Senator Hassan has been leading efforts to mitigate the fallout from the February ransomware attack on Change Healthcare, a UnitedHealth Group company, and continues to work to ensure that the lessons from it are shared broadly to help strengthen cybersecurity across the health care sector. Earlier this month, Senators Hassan and Blackburn pushed UnitedHealth Group CEO Andrew Witty to begin the breach notification process by June 21, especially as the company was not in compliance with the legal requirement to conduct notifications within 60 days after discovering a breach. This letter followed an April push from Senator Hassan for UnitedHealth Group to immediately notify individuals that their personal information may have been exposed in the hack, and for the company to provide those consumers with comprehensive identity monitoring if they were potentially impacted. She also directly pushed UnitedHealth Group’s CEO on these issues at a hearing that week. 

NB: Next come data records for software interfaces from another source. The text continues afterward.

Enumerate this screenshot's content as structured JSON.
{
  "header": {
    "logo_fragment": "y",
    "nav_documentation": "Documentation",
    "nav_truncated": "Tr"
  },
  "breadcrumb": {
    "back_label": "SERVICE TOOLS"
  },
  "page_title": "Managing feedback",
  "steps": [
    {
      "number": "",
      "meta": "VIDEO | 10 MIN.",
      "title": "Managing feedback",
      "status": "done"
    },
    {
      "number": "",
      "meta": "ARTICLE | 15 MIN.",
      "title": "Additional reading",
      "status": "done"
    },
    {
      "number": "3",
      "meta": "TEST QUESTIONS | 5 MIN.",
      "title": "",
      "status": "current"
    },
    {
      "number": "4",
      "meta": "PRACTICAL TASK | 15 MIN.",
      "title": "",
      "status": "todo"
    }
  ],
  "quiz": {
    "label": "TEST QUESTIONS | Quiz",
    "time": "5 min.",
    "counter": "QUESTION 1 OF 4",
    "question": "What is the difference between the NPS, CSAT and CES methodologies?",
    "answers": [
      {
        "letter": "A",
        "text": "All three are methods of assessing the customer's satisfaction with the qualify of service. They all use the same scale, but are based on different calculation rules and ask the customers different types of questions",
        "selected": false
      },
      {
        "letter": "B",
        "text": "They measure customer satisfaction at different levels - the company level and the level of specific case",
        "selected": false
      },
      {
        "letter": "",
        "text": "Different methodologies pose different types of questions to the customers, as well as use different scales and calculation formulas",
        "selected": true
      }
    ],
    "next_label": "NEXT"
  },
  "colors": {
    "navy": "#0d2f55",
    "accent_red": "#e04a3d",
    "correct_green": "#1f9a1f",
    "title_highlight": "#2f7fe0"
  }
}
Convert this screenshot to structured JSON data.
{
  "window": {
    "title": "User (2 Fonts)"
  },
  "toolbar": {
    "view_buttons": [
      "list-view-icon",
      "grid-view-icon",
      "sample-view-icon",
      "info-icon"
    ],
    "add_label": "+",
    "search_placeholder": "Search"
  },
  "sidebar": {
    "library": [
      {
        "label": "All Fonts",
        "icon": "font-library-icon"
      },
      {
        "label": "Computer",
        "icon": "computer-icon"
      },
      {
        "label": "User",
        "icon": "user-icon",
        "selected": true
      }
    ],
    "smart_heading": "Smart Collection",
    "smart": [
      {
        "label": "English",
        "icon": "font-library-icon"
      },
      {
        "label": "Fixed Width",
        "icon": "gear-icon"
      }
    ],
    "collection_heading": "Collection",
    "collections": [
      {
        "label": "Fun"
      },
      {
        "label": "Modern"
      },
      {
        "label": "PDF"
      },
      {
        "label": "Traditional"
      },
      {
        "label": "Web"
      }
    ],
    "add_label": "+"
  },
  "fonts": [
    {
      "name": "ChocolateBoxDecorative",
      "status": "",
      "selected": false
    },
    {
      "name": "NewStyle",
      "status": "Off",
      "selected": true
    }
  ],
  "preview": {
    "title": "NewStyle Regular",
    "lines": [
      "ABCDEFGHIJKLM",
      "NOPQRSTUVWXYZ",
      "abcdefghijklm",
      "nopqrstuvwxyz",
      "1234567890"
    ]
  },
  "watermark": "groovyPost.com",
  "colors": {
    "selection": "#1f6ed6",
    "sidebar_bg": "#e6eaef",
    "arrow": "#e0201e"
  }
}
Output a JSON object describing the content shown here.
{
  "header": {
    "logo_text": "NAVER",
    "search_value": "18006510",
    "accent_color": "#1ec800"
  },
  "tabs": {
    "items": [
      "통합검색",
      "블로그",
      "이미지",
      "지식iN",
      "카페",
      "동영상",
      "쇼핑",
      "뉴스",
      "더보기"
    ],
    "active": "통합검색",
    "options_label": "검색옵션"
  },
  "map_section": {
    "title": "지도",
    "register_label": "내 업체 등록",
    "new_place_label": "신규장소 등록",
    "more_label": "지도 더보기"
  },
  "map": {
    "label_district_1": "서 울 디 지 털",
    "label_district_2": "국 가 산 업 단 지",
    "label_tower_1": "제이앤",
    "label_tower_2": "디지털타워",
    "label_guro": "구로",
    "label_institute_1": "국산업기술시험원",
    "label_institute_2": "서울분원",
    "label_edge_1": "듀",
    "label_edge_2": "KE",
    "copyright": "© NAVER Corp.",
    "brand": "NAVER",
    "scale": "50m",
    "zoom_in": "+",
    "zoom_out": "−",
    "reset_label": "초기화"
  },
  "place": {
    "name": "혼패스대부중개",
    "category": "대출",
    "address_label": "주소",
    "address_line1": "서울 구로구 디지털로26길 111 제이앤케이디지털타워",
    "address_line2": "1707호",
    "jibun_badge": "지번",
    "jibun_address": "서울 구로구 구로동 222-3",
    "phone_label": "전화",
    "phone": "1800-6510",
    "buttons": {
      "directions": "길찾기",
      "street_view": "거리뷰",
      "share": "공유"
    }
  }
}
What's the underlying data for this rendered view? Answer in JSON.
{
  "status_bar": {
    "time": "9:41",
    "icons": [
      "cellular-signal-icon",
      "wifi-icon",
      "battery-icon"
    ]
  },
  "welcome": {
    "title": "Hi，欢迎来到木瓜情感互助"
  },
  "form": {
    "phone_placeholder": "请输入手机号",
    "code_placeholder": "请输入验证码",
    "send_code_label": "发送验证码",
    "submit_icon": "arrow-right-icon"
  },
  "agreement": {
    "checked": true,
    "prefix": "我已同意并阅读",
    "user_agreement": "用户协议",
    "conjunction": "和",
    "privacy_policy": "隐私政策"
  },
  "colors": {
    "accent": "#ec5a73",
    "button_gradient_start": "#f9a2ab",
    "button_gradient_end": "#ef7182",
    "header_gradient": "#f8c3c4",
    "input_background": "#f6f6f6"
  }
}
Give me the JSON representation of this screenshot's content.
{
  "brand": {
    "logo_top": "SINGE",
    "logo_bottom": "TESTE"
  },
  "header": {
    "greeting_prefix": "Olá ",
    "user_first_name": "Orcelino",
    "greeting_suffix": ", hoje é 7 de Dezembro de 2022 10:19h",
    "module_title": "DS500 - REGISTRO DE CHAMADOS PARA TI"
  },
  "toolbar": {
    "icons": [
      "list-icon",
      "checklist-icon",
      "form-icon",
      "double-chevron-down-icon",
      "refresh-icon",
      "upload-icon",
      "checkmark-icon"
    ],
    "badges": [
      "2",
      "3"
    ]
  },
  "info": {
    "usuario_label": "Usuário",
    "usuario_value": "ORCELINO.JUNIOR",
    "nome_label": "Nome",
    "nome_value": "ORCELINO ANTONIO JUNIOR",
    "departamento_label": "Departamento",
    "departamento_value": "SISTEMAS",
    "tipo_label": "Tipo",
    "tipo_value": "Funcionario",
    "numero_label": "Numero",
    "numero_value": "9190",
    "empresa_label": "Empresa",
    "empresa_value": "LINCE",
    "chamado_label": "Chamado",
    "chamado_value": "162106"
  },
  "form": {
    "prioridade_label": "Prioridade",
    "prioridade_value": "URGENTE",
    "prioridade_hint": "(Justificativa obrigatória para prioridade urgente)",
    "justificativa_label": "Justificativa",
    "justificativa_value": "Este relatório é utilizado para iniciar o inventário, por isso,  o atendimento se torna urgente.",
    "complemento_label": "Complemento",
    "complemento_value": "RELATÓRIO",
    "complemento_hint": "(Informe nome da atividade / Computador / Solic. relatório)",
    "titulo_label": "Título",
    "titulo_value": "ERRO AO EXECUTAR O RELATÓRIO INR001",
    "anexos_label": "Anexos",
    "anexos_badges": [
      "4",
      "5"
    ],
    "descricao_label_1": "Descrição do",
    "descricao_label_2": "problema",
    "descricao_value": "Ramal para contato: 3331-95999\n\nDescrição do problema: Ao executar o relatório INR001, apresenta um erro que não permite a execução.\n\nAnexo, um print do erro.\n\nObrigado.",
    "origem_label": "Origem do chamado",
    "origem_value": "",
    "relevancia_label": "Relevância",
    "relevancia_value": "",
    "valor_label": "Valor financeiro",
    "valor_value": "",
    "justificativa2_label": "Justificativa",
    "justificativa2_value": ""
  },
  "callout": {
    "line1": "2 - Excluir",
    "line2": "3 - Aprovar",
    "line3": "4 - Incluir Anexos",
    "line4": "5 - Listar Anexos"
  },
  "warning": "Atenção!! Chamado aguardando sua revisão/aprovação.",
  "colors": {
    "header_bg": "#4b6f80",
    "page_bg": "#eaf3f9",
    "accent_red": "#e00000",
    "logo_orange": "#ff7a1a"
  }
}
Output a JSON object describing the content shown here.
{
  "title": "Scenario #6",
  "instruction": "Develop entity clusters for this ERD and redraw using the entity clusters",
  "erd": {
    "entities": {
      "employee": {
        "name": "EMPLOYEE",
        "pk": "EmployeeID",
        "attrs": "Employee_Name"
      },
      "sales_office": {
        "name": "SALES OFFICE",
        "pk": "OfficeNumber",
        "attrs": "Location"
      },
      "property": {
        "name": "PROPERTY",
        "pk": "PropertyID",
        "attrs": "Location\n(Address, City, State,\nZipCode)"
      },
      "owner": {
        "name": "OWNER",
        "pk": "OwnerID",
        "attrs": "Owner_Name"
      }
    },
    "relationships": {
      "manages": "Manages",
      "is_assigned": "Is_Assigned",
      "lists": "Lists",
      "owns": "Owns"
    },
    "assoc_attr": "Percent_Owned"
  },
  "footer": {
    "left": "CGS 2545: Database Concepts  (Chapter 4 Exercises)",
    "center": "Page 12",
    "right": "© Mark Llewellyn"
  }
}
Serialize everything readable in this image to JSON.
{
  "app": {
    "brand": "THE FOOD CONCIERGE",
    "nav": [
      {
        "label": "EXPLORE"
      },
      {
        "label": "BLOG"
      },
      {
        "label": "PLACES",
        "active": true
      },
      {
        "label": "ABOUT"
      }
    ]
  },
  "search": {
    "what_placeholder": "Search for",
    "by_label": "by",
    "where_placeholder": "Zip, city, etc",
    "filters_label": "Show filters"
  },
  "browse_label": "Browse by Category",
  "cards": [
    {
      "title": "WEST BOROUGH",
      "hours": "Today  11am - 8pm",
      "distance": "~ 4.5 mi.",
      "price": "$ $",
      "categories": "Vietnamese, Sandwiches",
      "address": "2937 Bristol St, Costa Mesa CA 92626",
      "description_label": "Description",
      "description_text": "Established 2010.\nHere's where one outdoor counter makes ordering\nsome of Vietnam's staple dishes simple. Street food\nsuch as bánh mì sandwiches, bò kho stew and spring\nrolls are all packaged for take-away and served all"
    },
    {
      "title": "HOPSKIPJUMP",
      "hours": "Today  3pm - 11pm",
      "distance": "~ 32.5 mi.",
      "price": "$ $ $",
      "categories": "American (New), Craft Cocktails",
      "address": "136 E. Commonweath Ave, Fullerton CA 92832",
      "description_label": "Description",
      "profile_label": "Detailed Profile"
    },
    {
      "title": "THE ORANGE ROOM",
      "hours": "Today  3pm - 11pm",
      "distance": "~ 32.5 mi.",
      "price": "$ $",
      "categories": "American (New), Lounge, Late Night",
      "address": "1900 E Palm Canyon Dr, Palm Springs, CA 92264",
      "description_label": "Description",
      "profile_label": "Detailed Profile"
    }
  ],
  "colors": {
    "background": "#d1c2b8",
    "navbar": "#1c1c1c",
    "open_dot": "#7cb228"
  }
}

Soon after the cyberattack first occurred, Senator Hassan raised the issue of the cyberattack and its fallout in conversations with President Joe Biden and Health and Human Services Secretary Xavier Becerra, and pressed UnitedHealth Group on the inadequacy of its initial financial assistance offer for doctors and hospitals, some of whom lost up to 98 percent of their cash flow. Senator Hassan then met with UnitedHealth Group CEO Andrew Witty, securing a commitment for improvements to the company's financial assistance program for hospitals and doctors. She then followed up with Witty to ensure the company followed through on its commitments, and New Hampshire hospitals have enrolled in the updated financial assistance program.